═════ Records shown

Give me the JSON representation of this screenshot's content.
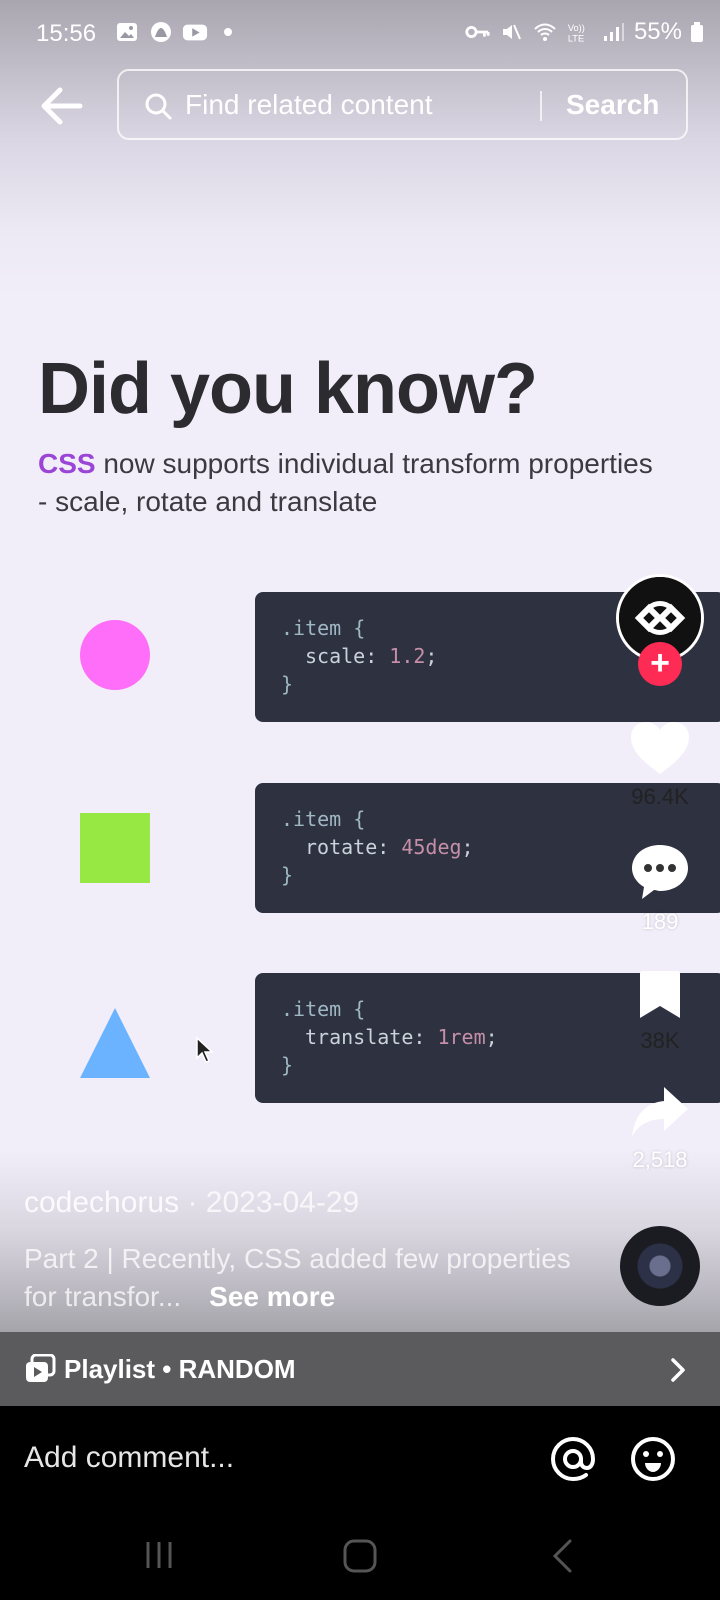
{
  "status_bar": {
    "time": "15:56",
    "battery": "55%",
    "icons": [
      "gallery-icon",
      "app-icon",
      "youtube-icon",
      "notification-dot",
      "key-icon",
      "mute-icon",
      "wifi-icon",
      "volte-icon",
      "signal-icon",
      "battery-icon"
    ]
  },
  "top_bar": {
    "search_placeholder": "Find related content",
    "search_label": "Search"
  },
  "video": {
    "headline": "Did you know?",
    "sub_accent": "CSS",
    "sub_text": " now supports individual transform properties - scale, rotate and translate",
    "cards": [
      {
        "selector": ".item {",
        "prop": "scale: ",
        "value": "1.2",
        "end": ";",
        "close": "}",
        "shape_color": "#ff6ef8"
      },
      {
        "selector": ".item {",
        "prop": "rotate: ",
        "value": "45deg",
        "end": ";",
        "close": "}",
        "shape_color": "#97e843"
      },
      {
        "selector": ".item {",
        "prop": "translate: ",
        "value": "1rem",
        "end": ";",
        "close": "}",
        "shape_color": "#6cb3ff"
      }
    ]
  },
  "rail": {
    "likes": "96.4K",
    "comments": "189",
    "bookmarks": "38K",
    "shares": "2,518",
    "follow_symbol": "+"
  },
  "caption": {
    "author": "codechorus",
    "date": " · 2023-04-29",
    "text": "Part 2 | Recently, CSS added few properties for transfor...",
    "see_more": "See more"
  },
  "playlist": {
    "label": "Playlist • RANDOM"
  },
  "comment_bar": {
    "placeholder": "Add comment..."
  },
  "colors": {
    "accent": "#9a45d6",
    "follow": "#fe2c55",
    "code_bg": "#2d3140"
  }
}
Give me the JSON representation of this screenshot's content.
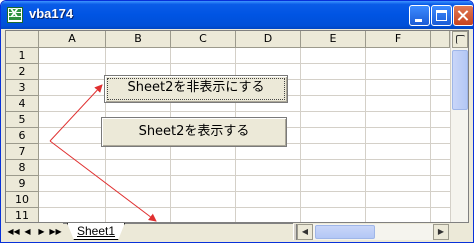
{
  "window": {
    "title": "vba174",
    "app_icon": "excel-icon"
  },
  "title_buttons": {
    "minimize": "minimize-icon",
    "maximize": "maximize-icon",
    "close": "close-icon"
  },
  "grid": {
    "columns": [
      "A",
      "B",
      "C",
      "D",
      "E",
      "F"
    ],
    "rows": [
      "1",
      "2",
      "3",
      "4",
      "5",
      "6",
      "7",
      "8",
      "9",
      "10",
      "11"
    ]
  },
  "buttons": {
    "hide": "Sheet2を非表示にする",
    "show": "Sheet2を表示する"
  },
  "annotation": {
    "arrow_color": "#e03030"
  },
  "tabs": {
    "nav": [
      "◀◀",
      "◀",
      "▶",
      "▶▶"
    ],
    "sheets": [
      "Sheet1"
    ],
    "active": "Sheet1"
  },
  "scrollbar": {
    "left": "◀",
    "right": "▶"
  }
}
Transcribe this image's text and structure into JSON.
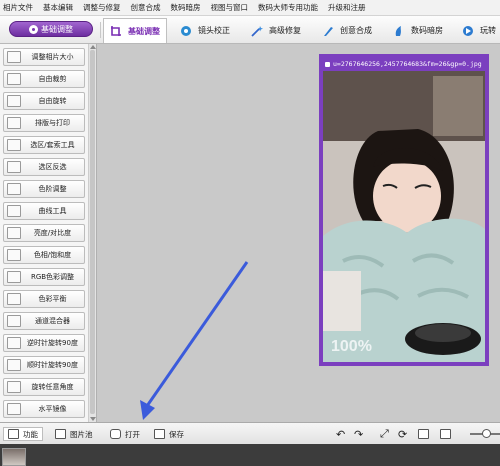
{
  "menu": [
    "相片文件",
    "基本编辑",
    "调整与修复",
    "创意合成",
    "数码暗房",
    "视图与窗口",
    "数码大师专用功能",
    "升级和注册"
  ],
  "toolbar": {
    "mode_button": "基础调整",
    "tabs": [
      "基础调整",
      "镜头校正",
      "高级修复",
      "创意合成",
      "数码暗房",
      "玩转"
    ]
  },
  "tools": [
    "调整相片大小",
    "自由裁剪",
    "自由旋转",
    "排版与打印",
    "选区/套索工具",
    "选区反选",
    "色阶调整",
    "曲线工具",
    "亮度/对比度",
    "色相/饱和度",
    "RGB色彩调整",
    "色彩平衡",
    "通道混合器",
    "逆时针旋转90度",
    "顺时针旋转90度",
    "旋转任意角度",
    "水平镜像"
  ],
  "image": {
    "filename": "u=2767646256,2457764683&fm=26&gp=0.jpg",
    "zoom": "100%"
  },
  "status": {
    "function_tab": "功能",
    "library_tab": "图片池",
    "open_label": "打开",
    "save_label": "保存"
  },
  "colors": {
    "accent": "#7b3fbf",
    "annotation_arrow": "#3b5bdb"
  }
}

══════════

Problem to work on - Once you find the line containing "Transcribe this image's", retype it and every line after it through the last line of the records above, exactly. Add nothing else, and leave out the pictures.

Response below -
Transcribe this image's text and structure into JSON.
{
  "menu": [
    "相片文件",
    "基本编辑",
    "调整与修复",
    "创意合成",
    "数码暗房",
    "视图与窗口",
    "数码大师专用功能",
    "升级和注册"
  ],
  "toolbar": {
    "mode_button": "基础调整",
    "tabs": [
      "基础调整",
      "镜头校正",
      "高级修复",
      "创意合成",
      "数码暗房",
      "玩转"
    ]
  },
  "tools": [
    "调整相片大小",
    "自由裁剪",
    "自由旋转",
    "排版与打印",
    "选区/套索工具",
    "选区反选",
    "色阶调整",
    "曲线工具",
    "亮度/对比度",
    "色相/饱和度",
    "RGB色彩调整",
    "色彩平衡",
    "通道混合器",
    "逆时针旋转90度",
    "顺时针旋转90度",
    "旋转任意角度",
    "水平镜像"
  ],
  "image": {
    "filename": "u=2767646256,2457764683&fm=26&gp=0.jpg",
    "zoom": "100%"
  },
  "status": {
    "function_tab": "功能",
    "library_tab": "图片池",
    "open_label": "打开",
    "save_label": "保存"
  },
  "colors": {
    "accent": "#7b3fbf",
    "annotation_arrow": "#3b5bdb"
  }
}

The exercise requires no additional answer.